# EXERCISE
Scan the lines below for "바로가기" and copy the matches.

[Web page and app entries]
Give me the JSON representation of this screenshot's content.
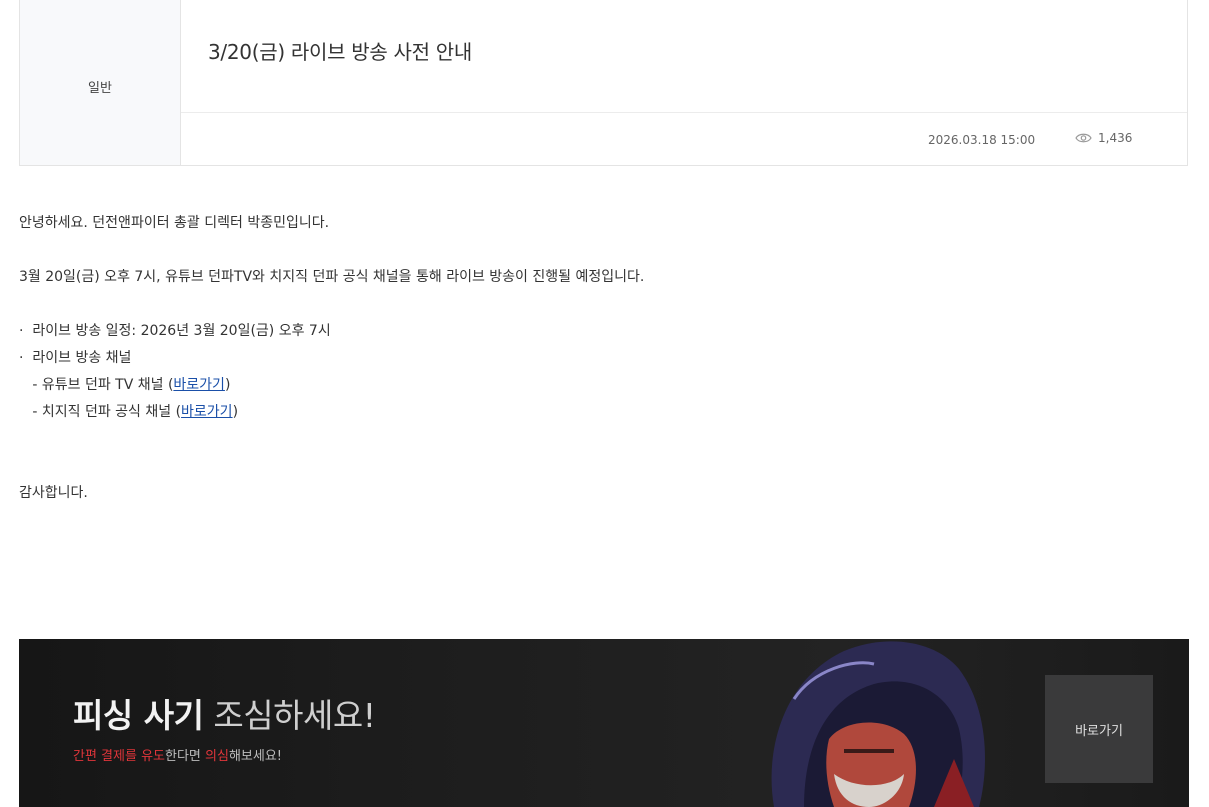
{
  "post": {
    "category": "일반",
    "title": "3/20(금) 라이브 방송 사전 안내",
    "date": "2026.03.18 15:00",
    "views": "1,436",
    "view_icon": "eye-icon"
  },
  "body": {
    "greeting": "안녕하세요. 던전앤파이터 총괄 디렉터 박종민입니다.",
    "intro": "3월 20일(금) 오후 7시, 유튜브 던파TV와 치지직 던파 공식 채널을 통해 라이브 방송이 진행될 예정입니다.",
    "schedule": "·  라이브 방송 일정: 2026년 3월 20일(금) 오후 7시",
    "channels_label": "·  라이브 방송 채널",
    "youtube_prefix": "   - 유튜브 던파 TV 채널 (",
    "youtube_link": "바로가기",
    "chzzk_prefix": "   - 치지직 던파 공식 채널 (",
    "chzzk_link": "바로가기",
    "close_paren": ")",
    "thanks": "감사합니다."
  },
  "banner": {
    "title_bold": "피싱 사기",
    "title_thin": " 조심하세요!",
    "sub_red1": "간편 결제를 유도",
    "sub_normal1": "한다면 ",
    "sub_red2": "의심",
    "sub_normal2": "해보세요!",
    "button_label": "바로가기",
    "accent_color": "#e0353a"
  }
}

# REPLY TO THE TASK
    "youtube_link": "바로가기",
    "chzzk_link": "바로가기",
    "button_label": "바로가기",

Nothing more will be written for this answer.